The main parent materials in the area are glacial deposits in the form of ground moralnes, drumlinized till plains, or as thin till veneer over limestone bedrock. Because of a complex glacial history the till deposits are frequently modified or reworked by water and resemble lacustrine clays. The present soils developed on till deposits generally have a sandy loam or silty loam texture and a high calcium carbonate content. The fairly high productive capacity of till deposits for this climatic region is limited by adverse drainage conditions, petrographic composition, and depth to underlying bedrock. Class 4 capability for forestry is common on normally drained till deposits. The most frequent limiting factors are soil moisture deficiency (M) or surplus (W), excessive level of calcium (L), and restriction of the rooting zone by bedrock (R).
The glacial lake deposits are closely associated with depressional, flat topography, poor drainage, and the presence of organic accumulation. As a result of glacial and post glacial processes, the silty lake sediments also overlie some till deposits. On the fine-textured lacustrine plain, numerous gravelly beaches and strandlines indicate the shorelines of former glacial lakes. Prominent beaches along the western edge of The Pas moraine show a sharp contrast to the monotonous lacustrine plain surroundings. The productive capacity of these lacustrine soils in the area is controlled mainly by drainage conditions. Because of the flat, depressional surface topography, the water table is frequently near the surface and excess soil moisture is the most common limiting factor. The capability of these lacustrine soils is generally very low, Class Gand 7, some class 4 and 5 land occurs on slightly better drained sites.
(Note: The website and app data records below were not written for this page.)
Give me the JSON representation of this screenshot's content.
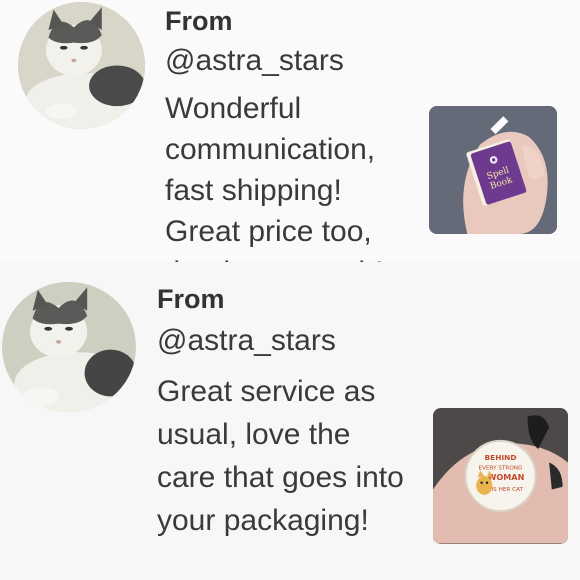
{
  "reviews": [
    {
      "from_label": "From",
      "handle": "@astra_stars",
      "text": "Wonderful communication, fast shipping! Great price too, thanks so much!",
      "photo": {
        "pin_text_line1": "Spell",
        "pin_text_line2": "Book"
      }
    },
    {
      "from_label": "From",
      "handle": "@astra_stars",
      "text": "Great service as usual, love the care that goes into your packaging!",
      "photo": {
        "pin_text_lines": [
          "BEHIND",
          "EVERY STRONG",
          "WOMAN",
          "IS HER CAT"
        ]
      }
    }
  ]
}
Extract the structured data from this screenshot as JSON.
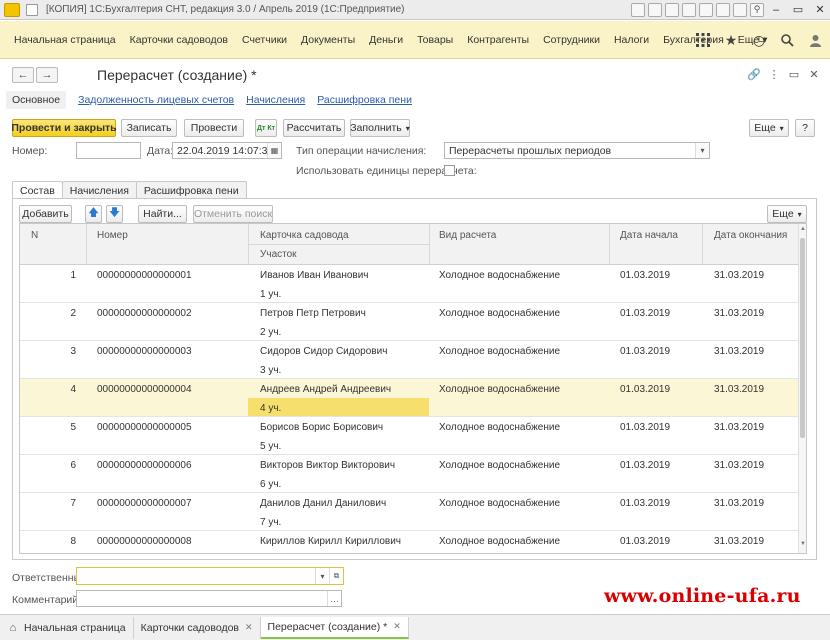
{
  "window": {
    "title": "[КОПИЯ] 1С:Бухгалтерия СНТ, редакция 3.0 / Апрель 2019 (1С:Предприятие)"
  },
  "menu": {
    "items": [
      "Начальная страница",
      "Карточки садоводов",
      "Счетчики",
      "Документы",
      "Деньги",
      "Товары",
      "Контрагенты",
      "Сотрудники",
      "Налоги",
      "Бухгалтерия",
      "Еще"
    ],
    "more_arrow": "▾",
    "icons": [
      "grid-icon",
      "star-icon",
      "history-icon",
      "search-icon",
      "user-icon"
    ]
  },
  "form": {
    "title": "Перерасчет (создание) *",
    "back": "←",
    "forward": "→",
    "tabs": [
      "Основное",
      "Задолженность лицевых счетов",
      "Начисления",
      "Расшифровка пени"
    ],
    "toolbar": {
      "post_close": "Провести и закрыть",
      "save": "Записать",
      "post": "Провести",
      "dt_kt": "Дт Кт",
      "calculate": "Рассчитать",
      "fill": "Заполнить",
      "more": "Еще",
      "help": "?"
    },
    "number_label": "Номер:",
    "number_value": "",
    "date_label": "Дата:",
    "date_value": "22.04.2019 14:07:33",
    "op_type_label": "Тип операции начисления:",
    "op_type_value": "Перерасчеты прошлых периодов",
    "use_units_label": "Использовать единицы перерасчета:",
    "use_units_checked": false,
    "inner_tabs": [
      "Состав",
      "Начисления",
      "Расшифровка пени"
    ],
    "table_toolbar": {
      "add": "Добавить",
      "find": "Найти...",
      "cancel_search": "Отменить поиск",
      "more": "Еще"
    },
    "responsible_label": "Ответственный:",
    "responsible_value": "",
    "comment_label": "Комментарий:",
    "comment_value": ""
  },
  "table": {
    "columns": {
      "n": "N",
      "number": "Номер",
      "card": "Карточка садовода",
      "plot": "Участок",
      "type": "Вид расчета",
      "start": "Дата начала",
      "end": "Дата окончания"
    },
    "rows": [
      {
        "n": "1",
        "number": "00000000000000001",
        "name": "Иванов Иван Иванович",
        "plot": "1 уч.",
        "type": "Холодное водоснабжение",
        "start": "01.03.2019",
        "end": "31.03.2019"
      },
      {
        "n": "2",
        "number": "00000000000000002",
        "name": "Петров Петр Петрович",
        "plot": "2 уч.",
        "type": "Холодное водоснабжение",
        "start": "01.03.2019",
        "end": "31.03.2019"
      },
      {
        "n": "3",
        "number": "00000000000000003",
        "name": "Сидоров Сидор Сидорович",
        "plot": "3 уч.",
        "type": "Холодное водоснабжение",
        "start": "01.03.2019",
        "end": "31.03.2019"
      },
      {
        "n": "4",
        "number": "00000000000000004",
        "name": "Андреев Андрей Андреевич",
        "plot": "4 уч.",
        "type": "Холодное водоснабжение",
        "start": "01.03.2019",
        "end": "31.03.2019"
      },
      {
        "n": "5",
        "number": "00000000000000005",
        "name": "Борисов Борис Борисович",
        "plot": "5 уч.",
        "type": "Холодное водоснабжение",
        "start": "01.03.2019",
        "end": "31.03.2019"
      },
      {
        "n": "6",
        "number": "00000000000000006",
        "name": "Викторов Виктор Викторович",
        "plot": "6 уч.",
        "type": "Холодное водоснабжение",
        "start": "01.03.2019",
        "end": "31.03.2019"
      },
      {
        "n": "7",
        "number": "00000000000000007",
        "name": "Данилов Данил Данилович",
        "plot": "7 уч.",
        "type": "Холодное водоснабжение",
        "start": "01.03.2019",
        "end": "31.03.2019"
      },
      {
        "n": "8",
        "number": "00000000000000008",
        "name": "Кириллов Кирилл Кириллович",
        "plot": "8 уч.",
        "type": "Холодное водоснабжение",
        "start": "01.03.2019",
        "end": "31.03.2019"
      }
    ],
    "selected_row": 3
  },
  "bottom_tabs": [
    {
      "label": "Начальная страница",
      "closable": false
    },
    {
      "label": "Карточки садоводов",
      "closable": true
    },
    {
      "label": "Перерасчет (создание) *",
      "closable": true
    }
  ],
  "watermark": "www.online-ufa.ru",
  "colors": {
    "menu_bg": "#fbf3c8",
    "primary_button": "#f3cf1e",
    "selected_row": "#fbf6d6",
    "link": "#2a5caa",
    "watermark": "#d80000"
  }
}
Silty clay alluvial deposits occupy about 25 percent of the area and occur mixed with organic accumulations on the deltaic plain and on the flood plains of small rivers and streams. The natural high productive capacity of alluvial soils is limited by periodic inundations and very poor drainage. Narrow, natural levees and artificial drained parts of the delta are rated as Class 2 or 3, whereas depressional flats behind the levees, which are composed of similar soils, are in most cases saturated, wet sites that are not suitable for the growth of commercial forests and are rated as Class 7.
Organic accumulations of decomposing veg!ation are very common and occupy about 20 percent of the land area in association with till, lacustrine, and alluvial landforms. Their productive capacity is generally low; they are rated Class 6 and 7, depending on the depth to mineral soil and on the degree of saturation. Slightly better drained, shallow organic deposits may support black spruce and tamarack stands and may be rated as Class 6, whereas extremely wet soils and deep peat deposits and rated as Class 7.
Capability classification by P. Gimbarzevsky in cooperation with S. C. Zoltai, Canadian Forestry Service and Jean Thie, the Forestry Sector, Canada Land Inventory Project, Manitoba, Department of Mines, Resources and Environmental Management. General description by P. Gimbarzevsky.